Everyone in the photography field should take note of this commercial and find a bit of inspiration in it. In an age where we are inundated with high tech special effects, reality TV shows and their various outrageous characters seeking their 15 minutes in the spotlight, and advertising that often seeks to shock rather than convince us, this commercial was refreshing and a stark departure from the norm. It should lead all of us to rethink our photography exploits and, toward the same end, continually examine how we strive to have our photographs tell the stories we wish to share.
Paul Harvey’s Original Text In Full
And on the 8th day, God looked down on his planned paradise and said, “I need a caretaker.” So God made a farmer.
God said, “I need somebody willing to get up before dawn, milk cows, work all day in the fields, milk cows again, eat supper and then go to town and stay past midnight at a meeting of the school board.” So God made a farmer.
“I need somebody with arms strong enough to rustle a calf and yet gentle enough to deliver his own grandchild.
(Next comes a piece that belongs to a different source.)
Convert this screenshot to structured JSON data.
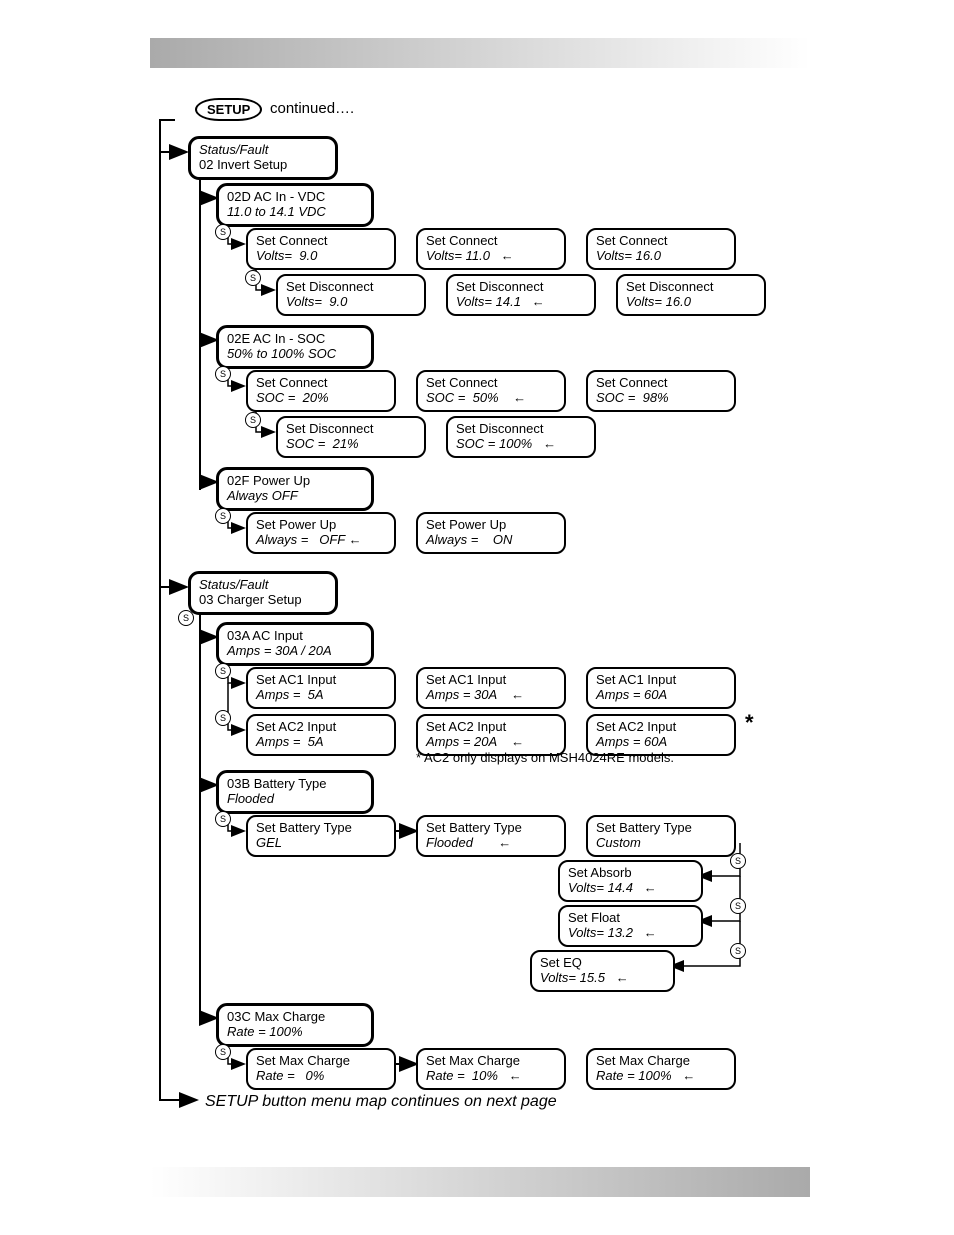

Somebody to call hogs, tame cantankerous machinery, come home hungry, have to wait lunch until his wife’s done feeding visiting ladies and tell the ladies to be sure and come back real soon — and mean it.” So God made a farmer.
God said, “I need somebody willing to sit up all night with a newborn colt. And watch it die. Then dry his eyes and say, ‘Maybe next year.’ I need somebody who can shape an ax handle from a persimmon sprout, shoe a horse with a hunk of car tire, who can make harness out of haywire, feed sacks and shoe scraps. And who, planting time and harvest season, will finish his forty-hour week by Tuesday noon, then, pain’n from ‘tractor back,’ put in another seventy-two hours.” So God made a farmer.
God had to have somebody willing to ride the ruts at double speed to get the hay in ahead of the rain clouds and yet stop in mid-field and race to help when he sees the first smoke from a neighbor’s place. So God made a farmer.
God said, “I need somebody strong enough to clear trees and heave bails, yet gentle enough to tame lambs and wean pigs and tend the pink-combed pullets, who will stop his mower for an hour to splint the broken leg of a meadow lark. It had to be somebody who’d plow deep and straight and not cut corners. Somebody to seed, weed, feed, breed and rake and disc and plow and plant and tie the fleece and strain the milk and replenish the self-feeder and finish a hard week’s work with a five-mile drive to church.
“Somebody who’d bale a family together with the soft strong bonds of sharing, who would laugh and then sigh, and then reply, with smiling eyes, when his son says he wants to spend his life ‘doing what dad does.’” So God made a farmer.
What did you think of the commercial and what does it say about how photography can be used to effectively convey a message and stir people’s emotions?